World Heart Federation: Copy Scotland, Finland and New Zealand’s Tobacco Goals
The second annual World Happiness Report was released this week. The list ranks countries' happiness based on people's self-reports. By ranking 156 nations, the authors hope that countries can learn from one another and adopt better policies to improve the quality of life for their citizens. Although the practice of borrowing and then modifying ideas and polices from other countries is not new, the World Heart Federation has specifically pointed out three countries that the agency wants other countries to copy. According to the federation, countries should follow Scotland, Finland and New Zealand's goals to reduce tobacco use.
This recommendation comes after the Tobacco End Game conference started in New Delhi, India. The conference takes place this week and gathers countries together to discuss ways of reducing population smoking and implementing other measures from The Framework Convention on Tobacco Control, which is an international tobacco control treaty. According to the federation, Scotland, Finland and New Zealand have set the year in which they plan on ending tobacco usage within their nations. The years are 2030, 2034, and 2025 respectively. In order for tobacco use to be considered over, each country must have a population smoking level fewer than or equal to five percent.
"There is no hiding from the deadly effects of tobacco on heart health," says World Heart Federation President Professor K Srinath Reddy reported by Medical Xpress. "There are many countries across all incomes making great strides in tobacco control and it should be possible for each of these nations to further bolster their tobacco control efforts by setting themselves a target year for reducing tobacco use below 5%. So the World Heart Federation would hope to see these countries, followed by those around the world, following the brave lead set by the countries that have announced target dates."
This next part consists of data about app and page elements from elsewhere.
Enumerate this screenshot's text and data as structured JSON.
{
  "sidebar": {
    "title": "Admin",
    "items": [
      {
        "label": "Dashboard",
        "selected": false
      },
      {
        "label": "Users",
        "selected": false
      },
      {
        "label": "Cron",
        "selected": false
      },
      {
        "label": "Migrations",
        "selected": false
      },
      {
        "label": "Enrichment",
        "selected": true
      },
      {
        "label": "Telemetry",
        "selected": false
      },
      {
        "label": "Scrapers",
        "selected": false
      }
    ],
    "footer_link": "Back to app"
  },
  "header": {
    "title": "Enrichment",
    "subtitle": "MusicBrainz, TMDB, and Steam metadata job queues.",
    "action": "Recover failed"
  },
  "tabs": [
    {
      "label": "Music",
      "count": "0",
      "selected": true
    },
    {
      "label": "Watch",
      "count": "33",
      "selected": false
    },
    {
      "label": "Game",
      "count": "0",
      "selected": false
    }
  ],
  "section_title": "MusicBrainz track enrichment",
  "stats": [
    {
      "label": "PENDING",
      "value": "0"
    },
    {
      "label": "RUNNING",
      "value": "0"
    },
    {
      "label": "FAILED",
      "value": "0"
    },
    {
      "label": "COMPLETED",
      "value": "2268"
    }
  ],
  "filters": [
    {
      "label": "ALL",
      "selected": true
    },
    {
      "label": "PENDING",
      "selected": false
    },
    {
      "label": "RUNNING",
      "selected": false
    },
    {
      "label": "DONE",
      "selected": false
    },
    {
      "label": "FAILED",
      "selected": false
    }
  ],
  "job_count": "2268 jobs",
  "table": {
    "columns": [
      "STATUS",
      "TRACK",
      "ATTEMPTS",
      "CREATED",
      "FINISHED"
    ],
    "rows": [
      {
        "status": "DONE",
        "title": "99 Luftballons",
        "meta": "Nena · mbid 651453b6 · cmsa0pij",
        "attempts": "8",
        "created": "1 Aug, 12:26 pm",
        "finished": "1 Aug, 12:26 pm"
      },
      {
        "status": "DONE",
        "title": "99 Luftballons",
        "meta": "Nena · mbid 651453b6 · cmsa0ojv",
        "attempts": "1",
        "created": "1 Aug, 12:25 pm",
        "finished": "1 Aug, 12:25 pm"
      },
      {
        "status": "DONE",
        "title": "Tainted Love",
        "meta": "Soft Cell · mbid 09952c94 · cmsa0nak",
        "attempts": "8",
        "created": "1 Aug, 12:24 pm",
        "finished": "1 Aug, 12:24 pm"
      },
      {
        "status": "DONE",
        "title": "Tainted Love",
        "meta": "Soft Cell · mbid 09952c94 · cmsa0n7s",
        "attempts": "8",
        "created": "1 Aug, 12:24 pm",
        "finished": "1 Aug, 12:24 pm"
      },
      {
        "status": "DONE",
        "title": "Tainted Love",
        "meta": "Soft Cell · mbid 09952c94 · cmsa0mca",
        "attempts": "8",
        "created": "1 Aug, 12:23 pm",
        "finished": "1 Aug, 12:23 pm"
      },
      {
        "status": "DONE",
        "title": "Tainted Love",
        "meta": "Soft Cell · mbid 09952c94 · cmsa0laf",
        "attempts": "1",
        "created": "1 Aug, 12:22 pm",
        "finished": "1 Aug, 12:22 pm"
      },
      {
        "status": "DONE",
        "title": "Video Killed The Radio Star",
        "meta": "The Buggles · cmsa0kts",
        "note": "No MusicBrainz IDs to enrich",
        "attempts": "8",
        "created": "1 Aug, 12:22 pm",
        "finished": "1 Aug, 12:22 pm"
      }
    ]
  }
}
Due to the fact that tobacco use is responsible for so many preventable deaths in the global world, the conference will discuss ways of reducing the mortality rate associated with smoking. At the conference, Finland's tobacco control policies will be outlined so that other countries can analyze why Finland has been successful with their maintenance of tobacco use. Over the years, Finland has implemented smoke free environments, higher taxes, reductions in the availability of tobacco products and increased protection of young children from tobacco.
"The Finnish experience shows how determined long-term tobacco control, combining strict legislation with a range of other activities, had resulted in a low level and continuously declining trends of tobacco use and the possibility to set smoke-free Finland as an official goal by the national Parliament. To reach this final goal further activities are planned both by Finnish government decisions and in interaction with the EU decisions," commented the federation's former president, Professor Pekka Puska, the director general of the National Institute for Health and Welfare in Finland.
For more information, click on the World Heart Federation website here.